● ACTIVITY
Check each line of the listing below for the string "checked", and copy the ones that have it.

[Opening INFORMATION PROVIDED section]

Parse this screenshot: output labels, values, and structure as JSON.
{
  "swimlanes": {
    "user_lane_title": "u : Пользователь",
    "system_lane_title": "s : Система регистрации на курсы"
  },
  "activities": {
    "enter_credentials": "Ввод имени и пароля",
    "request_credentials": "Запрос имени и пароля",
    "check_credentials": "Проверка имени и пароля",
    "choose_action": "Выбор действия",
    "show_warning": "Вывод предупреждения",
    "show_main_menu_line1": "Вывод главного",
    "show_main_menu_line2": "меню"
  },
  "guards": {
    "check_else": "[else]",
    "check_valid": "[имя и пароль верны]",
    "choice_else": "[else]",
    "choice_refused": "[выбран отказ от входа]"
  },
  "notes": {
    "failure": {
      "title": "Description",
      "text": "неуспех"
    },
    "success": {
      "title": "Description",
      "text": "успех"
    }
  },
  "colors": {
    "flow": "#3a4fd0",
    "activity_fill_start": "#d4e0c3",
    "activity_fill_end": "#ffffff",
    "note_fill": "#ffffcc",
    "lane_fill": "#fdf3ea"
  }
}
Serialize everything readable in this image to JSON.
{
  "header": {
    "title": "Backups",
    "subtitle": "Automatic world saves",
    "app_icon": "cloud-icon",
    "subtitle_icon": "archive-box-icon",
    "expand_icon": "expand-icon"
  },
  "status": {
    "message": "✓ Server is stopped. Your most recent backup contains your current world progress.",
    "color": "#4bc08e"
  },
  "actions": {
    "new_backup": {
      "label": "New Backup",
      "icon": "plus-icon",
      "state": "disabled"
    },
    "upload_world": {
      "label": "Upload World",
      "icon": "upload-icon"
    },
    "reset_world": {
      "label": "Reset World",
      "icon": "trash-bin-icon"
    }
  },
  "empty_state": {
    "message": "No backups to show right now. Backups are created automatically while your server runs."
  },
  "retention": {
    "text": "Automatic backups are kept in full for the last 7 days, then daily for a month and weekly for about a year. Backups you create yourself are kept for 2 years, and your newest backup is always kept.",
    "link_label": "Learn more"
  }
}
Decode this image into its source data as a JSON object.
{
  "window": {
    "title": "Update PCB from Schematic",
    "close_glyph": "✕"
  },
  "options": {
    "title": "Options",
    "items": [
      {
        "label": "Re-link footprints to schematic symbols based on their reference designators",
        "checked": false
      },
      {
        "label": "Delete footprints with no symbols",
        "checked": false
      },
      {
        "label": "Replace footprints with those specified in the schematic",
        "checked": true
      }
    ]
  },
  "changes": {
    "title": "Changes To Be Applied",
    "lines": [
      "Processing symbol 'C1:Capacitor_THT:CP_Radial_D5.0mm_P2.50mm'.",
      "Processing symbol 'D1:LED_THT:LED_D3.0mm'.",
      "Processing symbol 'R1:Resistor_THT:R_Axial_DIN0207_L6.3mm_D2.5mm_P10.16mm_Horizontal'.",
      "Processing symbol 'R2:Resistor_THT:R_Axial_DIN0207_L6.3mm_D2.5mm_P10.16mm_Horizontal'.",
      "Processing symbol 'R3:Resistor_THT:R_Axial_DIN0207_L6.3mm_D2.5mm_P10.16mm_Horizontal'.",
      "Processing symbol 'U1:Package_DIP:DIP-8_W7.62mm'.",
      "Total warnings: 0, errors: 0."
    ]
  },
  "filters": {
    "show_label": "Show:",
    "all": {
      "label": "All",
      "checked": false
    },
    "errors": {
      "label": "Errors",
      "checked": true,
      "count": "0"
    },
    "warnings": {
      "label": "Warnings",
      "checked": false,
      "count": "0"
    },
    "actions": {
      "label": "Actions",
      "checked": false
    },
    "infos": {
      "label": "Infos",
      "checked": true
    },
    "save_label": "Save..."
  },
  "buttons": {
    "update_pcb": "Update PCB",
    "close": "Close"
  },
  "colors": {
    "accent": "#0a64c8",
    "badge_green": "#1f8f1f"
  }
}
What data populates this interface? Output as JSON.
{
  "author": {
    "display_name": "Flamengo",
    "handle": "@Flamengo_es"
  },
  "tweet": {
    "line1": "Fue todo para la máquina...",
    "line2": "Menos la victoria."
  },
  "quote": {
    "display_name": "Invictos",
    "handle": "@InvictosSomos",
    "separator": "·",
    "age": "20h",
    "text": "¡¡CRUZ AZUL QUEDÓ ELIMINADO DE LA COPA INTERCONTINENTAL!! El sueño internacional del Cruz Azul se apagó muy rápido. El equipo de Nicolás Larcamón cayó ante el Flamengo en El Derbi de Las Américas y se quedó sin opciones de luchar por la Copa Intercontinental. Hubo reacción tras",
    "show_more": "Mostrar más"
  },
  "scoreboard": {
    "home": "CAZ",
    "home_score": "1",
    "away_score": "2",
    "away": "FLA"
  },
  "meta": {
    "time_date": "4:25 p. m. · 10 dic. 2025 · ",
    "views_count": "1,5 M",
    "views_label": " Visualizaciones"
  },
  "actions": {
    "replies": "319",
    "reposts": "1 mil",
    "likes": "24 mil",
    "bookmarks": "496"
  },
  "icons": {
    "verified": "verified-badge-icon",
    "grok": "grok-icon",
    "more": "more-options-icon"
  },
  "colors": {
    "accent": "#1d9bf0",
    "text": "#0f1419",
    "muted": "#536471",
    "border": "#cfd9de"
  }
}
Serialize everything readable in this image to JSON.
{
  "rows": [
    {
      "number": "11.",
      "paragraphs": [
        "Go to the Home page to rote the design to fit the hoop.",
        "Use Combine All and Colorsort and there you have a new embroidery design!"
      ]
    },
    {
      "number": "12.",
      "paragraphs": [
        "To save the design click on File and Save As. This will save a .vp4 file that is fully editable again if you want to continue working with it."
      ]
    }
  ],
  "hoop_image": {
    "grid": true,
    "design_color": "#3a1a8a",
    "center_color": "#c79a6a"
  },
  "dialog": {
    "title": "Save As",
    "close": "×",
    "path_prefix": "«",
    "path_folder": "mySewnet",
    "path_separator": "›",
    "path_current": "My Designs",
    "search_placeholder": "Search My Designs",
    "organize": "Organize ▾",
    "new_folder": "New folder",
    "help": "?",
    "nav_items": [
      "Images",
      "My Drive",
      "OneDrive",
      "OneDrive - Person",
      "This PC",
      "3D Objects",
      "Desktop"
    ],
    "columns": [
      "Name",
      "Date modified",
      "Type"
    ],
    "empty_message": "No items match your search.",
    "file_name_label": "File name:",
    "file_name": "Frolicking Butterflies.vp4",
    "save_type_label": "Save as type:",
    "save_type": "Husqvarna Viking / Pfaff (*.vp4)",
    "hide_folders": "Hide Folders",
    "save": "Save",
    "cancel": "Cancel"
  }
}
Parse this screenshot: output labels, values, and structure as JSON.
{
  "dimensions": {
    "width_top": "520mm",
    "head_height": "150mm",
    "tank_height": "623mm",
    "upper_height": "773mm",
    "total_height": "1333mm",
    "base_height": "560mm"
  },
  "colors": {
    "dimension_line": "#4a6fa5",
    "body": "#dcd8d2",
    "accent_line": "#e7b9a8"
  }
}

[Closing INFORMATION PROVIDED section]

● TASK OUTPUT
        "checked": false
        "checked": false
        "checked": true
      "checked": false
      "checked": true,
      "checked": false,
      "checked": false
      "checked": true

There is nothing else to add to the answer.